>>>>

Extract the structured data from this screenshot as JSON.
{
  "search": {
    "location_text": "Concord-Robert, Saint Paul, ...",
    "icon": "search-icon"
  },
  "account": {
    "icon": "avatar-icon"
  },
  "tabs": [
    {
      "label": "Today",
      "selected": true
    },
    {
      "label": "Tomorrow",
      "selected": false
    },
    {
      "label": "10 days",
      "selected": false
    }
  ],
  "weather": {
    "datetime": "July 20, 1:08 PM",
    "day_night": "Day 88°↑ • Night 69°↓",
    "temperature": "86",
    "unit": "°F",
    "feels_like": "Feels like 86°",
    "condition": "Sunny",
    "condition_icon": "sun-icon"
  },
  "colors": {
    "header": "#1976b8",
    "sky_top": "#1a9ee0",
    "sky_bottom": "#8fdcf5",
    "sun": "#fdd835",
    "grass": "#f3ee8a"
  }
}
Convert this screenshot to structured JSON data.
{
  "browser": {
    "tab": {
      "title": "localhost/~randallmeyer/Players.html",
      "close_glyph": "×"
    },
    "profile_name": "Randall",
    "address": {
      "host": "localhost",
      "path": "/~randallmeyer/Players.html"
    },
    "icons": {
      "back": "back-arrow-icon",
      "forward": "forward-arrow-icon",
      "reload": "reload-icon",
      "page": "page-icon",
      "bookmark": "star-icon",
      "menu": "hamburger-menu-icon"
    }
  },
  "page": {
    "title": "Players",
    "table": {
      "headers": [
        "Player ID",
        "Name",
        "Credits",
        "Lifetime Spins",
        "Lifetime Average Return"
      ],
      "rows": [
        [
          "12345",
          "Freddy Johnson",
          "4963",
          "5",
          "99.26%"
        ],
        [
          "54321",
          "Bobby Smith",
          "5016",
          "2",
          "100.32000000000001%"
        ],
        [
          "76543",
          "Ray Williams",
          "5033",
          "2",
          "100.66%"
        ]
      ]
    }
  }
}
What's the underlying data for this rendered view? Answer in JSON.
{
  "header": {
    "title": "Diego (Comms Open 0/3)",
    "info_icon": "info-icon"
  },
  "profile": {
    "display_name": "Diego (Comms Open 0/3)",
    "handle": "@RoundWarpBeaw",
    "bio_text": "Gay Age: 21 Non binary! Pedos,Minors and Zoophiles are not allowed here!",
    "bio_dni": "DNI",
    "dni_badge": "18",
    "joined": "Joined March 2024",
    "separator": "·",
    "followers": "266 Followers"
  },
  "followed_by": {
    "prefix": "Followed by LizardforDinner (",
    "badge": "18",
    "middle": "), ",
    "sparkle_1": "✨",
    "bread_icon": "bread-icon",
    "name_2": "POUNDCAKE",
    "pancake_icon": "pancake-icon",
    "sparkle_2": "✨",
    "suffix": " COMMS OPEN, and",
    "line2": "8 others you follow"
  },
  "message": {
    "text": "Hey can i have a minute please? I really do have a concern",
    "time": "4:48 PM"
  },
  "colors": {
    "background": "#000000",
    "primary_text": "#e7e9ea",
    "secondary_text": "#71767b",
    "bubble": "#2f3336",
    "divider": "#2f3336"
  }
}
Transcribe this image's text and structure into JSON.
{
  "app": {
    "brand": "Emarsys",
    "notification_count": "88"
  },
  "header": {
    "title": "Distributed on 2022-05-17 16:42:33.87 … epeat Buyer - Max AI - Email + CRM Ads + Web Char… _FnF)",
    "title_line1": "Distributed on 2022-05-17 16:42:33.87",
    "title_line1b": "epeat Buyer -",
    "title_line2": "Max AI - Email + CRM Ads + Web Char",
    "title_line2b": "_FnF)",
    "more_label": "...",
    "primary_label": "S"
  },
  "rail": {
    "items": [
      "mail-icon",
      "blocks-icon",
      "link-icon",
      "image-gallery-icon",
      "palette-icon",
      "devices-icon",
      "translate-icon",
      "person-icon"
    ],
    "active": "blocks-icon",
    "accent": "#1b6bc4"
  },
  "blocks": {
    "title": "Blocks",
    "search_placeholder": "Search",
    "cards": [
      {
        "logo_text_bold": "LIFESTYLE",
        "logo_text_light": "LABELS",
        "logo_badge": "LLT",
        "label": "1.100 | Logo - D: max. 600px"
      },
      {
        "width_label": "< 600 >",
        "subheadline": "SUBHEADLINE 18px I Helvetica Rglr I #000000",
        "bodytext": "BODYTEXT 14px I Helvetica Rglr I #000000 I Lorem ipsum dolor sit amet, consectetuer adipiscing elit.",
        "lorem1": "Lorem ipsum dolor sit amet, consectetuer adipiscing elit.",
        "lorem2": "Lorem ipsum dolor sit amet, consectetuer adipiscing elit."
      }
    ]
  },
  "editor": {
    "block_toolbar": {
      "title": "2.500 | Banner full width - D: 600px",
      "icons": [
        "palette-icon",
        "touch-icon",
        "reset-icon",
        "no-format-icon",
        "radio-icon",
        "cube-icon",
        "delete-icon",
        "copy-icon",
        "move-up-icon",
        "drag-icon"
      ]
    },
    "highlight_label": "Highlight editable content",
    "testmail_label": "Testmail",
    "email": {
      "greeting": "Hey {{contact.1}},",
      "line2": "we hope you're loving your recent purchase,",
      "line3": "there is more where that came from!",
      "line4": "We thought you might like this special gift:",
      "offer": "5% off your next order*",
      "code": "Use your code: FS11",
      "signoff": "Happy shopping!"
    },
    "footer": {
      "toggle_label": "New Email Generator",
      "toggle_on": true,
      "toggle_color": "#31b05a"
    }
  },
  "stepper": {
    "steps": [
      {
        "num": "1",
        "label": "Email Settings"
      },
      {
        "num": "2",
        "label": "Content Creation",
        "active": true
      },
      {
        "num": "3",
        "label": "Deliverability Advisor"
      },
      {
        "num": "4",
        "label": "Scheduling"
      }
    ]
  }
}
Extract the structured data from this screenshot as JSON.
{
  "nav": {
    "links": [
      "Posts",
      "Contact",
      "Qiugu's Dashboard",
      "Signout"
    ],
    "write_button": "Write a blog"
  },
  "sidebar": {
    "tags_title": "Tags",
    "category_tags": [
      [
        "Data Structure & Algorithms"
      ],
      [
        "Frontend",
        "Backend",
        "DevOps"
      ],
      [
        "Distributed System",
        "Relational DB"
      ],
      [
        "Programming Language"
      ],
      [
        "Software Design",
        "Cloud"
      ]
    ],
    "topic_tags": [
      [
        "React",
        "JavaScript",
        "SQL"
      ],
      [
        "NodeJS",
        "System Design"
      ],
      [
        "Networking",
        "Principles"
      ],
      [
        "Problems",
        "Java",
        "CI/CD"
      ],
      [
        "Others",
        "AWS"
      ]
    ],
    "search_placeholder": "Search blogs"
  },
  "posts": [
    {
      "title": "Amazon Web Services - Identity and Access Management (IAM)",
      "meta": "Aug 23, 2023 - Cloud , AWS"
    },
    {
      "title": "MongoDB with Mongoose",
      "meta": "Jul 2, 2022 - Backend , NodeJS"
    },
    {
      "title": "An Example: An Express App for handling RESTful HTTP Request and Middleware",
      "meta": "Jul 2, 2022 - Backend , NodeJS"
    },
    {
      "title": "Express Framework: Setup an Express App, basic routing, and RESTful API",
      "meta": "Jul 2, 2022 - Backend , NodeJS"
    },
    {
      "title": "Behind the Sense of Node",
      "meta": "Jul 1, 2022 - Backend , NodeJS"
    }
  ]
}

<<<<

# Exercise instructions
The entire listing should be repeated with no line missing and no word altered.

# Your response
Extract the structured data from this screenshot as JSON.
{
  "search": {
    "location_text": "Concord-Robert, Saint Paul, ...",
    "icon": "search-icon"
  },
  "account": {
    "icon": "avatar-icon"
  },
  "tabs": [
    {
      "label": "Today",
      "selected": true
    },
    {
      "label": "Tomorrow",
      "selected": false
    },
    {
      "label": "10 days",
      "selected": false
    }
  ],
  "weather": {
    "datetime": "July 20, 1:08 PM",
    "day_night": "Day 88°↑ • Night 69°↓",
    "temperature": "86",
    "unit": "°F",
    "feels_like": "Feels like 86°",
    "condition": "Sunny",
    "condition_icon": "sun-icon"
  },
  "colors": {
    "header": "#1976b8",
    "sky_top": "#1a9ee0",
    "sky_bottom": "#8fdcf5",
    "sun": "#fdd835",
    "grass": "#f3ee8a"
  }
}
Convert this screenshot to structured JSON data.
{
  "browser": {
    "tab": {
      "title": "localhost/~randallmeyer/Players.html",
      "close_glyph": "×"
    },
    "profile_name": "Randall",
    "address": {
      "host": "localhost",
      "path": "/~randallmeyer/Players.html"
    },
    "icons": {
      "back": "back-arrow-icon",
      "forward": "forward-arrow-icon",
      "reload": "reload-icon",
      "page": "page-icon",
      "bookmark": "star-icon",
      "menu": "hamburger-menu-icon"
    }
  },
  "page": {
    "title": "Players",
    "table": {
      "headers": [
        "Player ID",
        "Name",
        "Credits",
        "Lifetime Spins",
        "Lifetime Average Return"
      ],
      "rows": [
        [
          "12345",
          "Freddy Johnson",
          "4963",
          "5",
          "99.26%"
        ],
        [
          "54321",
          "Bobby Smith",
          "5016",
          "2",
          "100.32000000000001%"
        ],
        [
          "76543",
          "Ray Williams",
          "5033",
          "2",
          "100.66%"
        ]
      ]
    }
  }
}
What's the underlying data for this rendered view? Answer in JSON.
{
  "header": {
    "title": "Diego (Comms Open 0/3)",
    "info_icon": "info-icon"
  },
  "profile": {
    "display_name": "Diego (Comms Open 0/3)",
    "handle": "@RoundWarpBeaw",
    "bio_text": "Gay Age: 21 Non binary! Pedos,Minors and Zoophiles are not allowed here!",
    "bio_dni": "DNI",
    "dni_badge": "18",
    "joined": "Joined March 2024",
    "separator": "·",
    "followers": "266 Followers"
  },
  "followed_by": {
    "prefix": "Followed by LizardforDinner (",
    "badge": "18",
    "middle": "), ",
    "sparkle_1": "✨",
    "bread_icon": "bread-icon",
    "name_2": "POUNDCAKE",
    "pancake_icon": "pancake-icon",
    "sparkle_2": "✨",
    "suffix": " COMMS OPEN, and",
    "line2": "8 others you follow"
  },
  "message": {
    "text": "Hey can i have a minute please? I really do have a concern",
    "time": "4:48 PM"
  },
  "colors": {
    "background": "#000000",
    "primary_text": "#e7e9ea",
    "secondary_text": "#71767b",
    "bubble": "#2f3336",
    "divider": "#2f3336"
  }
}
Transcribe this image's text and structure into JSON.
{
  "app": {
    "brand": "Emarsys",
    "notification_count": "88"
  },
  "header": {
    "title": "Distributed on 2022-05-17 16:42:33.87 … epeat Buyer - Max AI - Email + CRM Ads + Web Char… _FnF)",
    "title_line1": "Distributed on 2022-05-17 16:42:33.87",
    "title_line1b": "epeat Buyer -",
    "title_line2": "Max AI - Email + CRM Ads + Web Char",
    "title_line2b": "_FnF)",
    "more_label": "...",
    "primary_label": "S"
  },
  "rail": {
    "items": [
      "mail-icon",
      "blocks-icon",
      "link-icon",
      "image-gallery-icon",
      "palette-icon",
      "devices-icon",
      "translate-icon",
      "person-icon"
    ],
    "active": "blocks-icon",
    "accent": "#1b6bc4"
  },
  "blocks": {
    "title": "Blocks",
    "search_placeholder": "Search",
    "cards": [
      {
        "logo_text_bold": "LIFESTYLE",
        "logo_text_light": "LABELS",
        "logo_badge": "LLT",
        "label": "1.100 | Logo - D: max. 600px"
      },
      {
        "width_label": "< 600 >",
        "subheadline": "SUBHEADLINE 18px I Helvetica Rglr I #000000",
        "bodytext": "BODYTEXT 14px I Helvetica Rglr I #000000 I Lorem ipsum dolor sit amet, consectetuer adipiscing elit.",
        "lorem1": "Lorem ipsum dolor sit amet, consectetuer adipiscing elit.",
        "lorem2": "Lorem ipsum dolor sit amet, consectetuer adipiscing elit."
      }
    ]
  },
  "editor": {
    "block_toolbar": {
      "title": "2.500 | Banner full width - D: 600px",
      "icons": [
        "palette-icon",
        "touch-icon",
        "reset-icon",
        "no-format-icon",
        "radio-icon",
        "cube-icon",
        "delete-icon",
        "copy-icon",
        "move-up-icon",
        "drag-icon"
      ]
    },
    "highlight_label": "Highlight editable content",
    "testmail_label": "Testmail",
    "email": {
      "greeting": "Hey {{contact.1}},",
      "line2": "we hope you're loving your recent purchase,",
      "line3": "there is more where that came from!",
      "line4": "We thought you might like this special gift:",
      "offer": "5% off your next order*",
      "code": "Use your code: FS11",
      "signoff": "Happy shopping!"
    },
    "footer": {
      "toggle_label": "New Email Generator",
      "toggle_on": true,
      "toggle_color": "#31b05a"
    }
  },
  "stepper": {
    "steps": [
      {
        "num": "1",
        "label": "Email Settings"
      },
      {
        "num": "2",
        "label": "Content Creation",
        "active": true
      },
      {
        "num": "3",
        "label": "Deliverability Advisor"
      },
      {
        "num": "4",
        "label": "Scheduling"
      }
    ]
  }
}
Extract the structured data from this screenshot as JSON.
{
  "nav": {
    "links": [
      "Posts",
      "Contact",
      "Qiugu's Dashboard",
      "Signout"
    ],
    "write_button": "Write a blog"
  },
  "sidebar": {
    "tags_title": "Tags",
    "category_tags": [
      [
        "Data Structure & Algorithms"
      ],
      [
        "Frontend",
        "Backend",
        "DevOps"
      ],
      [
        "Distributed System",
        "Relational DB"
      ],
      [
        "Programming Language"
      ],
      [
        "Software Design",
        "Cloud"
      ]
    ],
    "topic_tags": [
      [
        "React",
        "JavaScript",
        "SQL"
      ],
      [
        "NodeJS",
        "System Design"
      ],
      [
        "Networking",
        "Principles"
      ],
      [
        "Problems",
        "Java",
        "CI/CD"
      ],
      [
        "Others",
        "AWS"
      ]
    ],
    "search_placeholder": "Search blogs"
  },
  "posts": [
    {
      "title": "Amazon Web Services - Identity and Access Management (IAM)",
      "meta": "Aug 23, 2023 - Cloud , AWS"
    },
    {
      "title": "MongoDB with Mongoose",
      "meta": "Jul 2, 2022 - Backend , NodeJS"
    },
    {
      "title": "An Example: An Express App for handling RESTful HTTP Request and Middleware",
      "meta": "Jul 2, 2022 - Backend , NodeJS"
    },
    {
      "title": "Express Framework: Setup an Express App, basic routing, and RESTful API",
      "meta": "Jul 2, 2022 - Backend , NodeJS"
    },
    {
      "title": "Behind the Sense of Node",
      "meta": "Jul 1, 2022 - Backend , NodeJS"
    }
  ]
}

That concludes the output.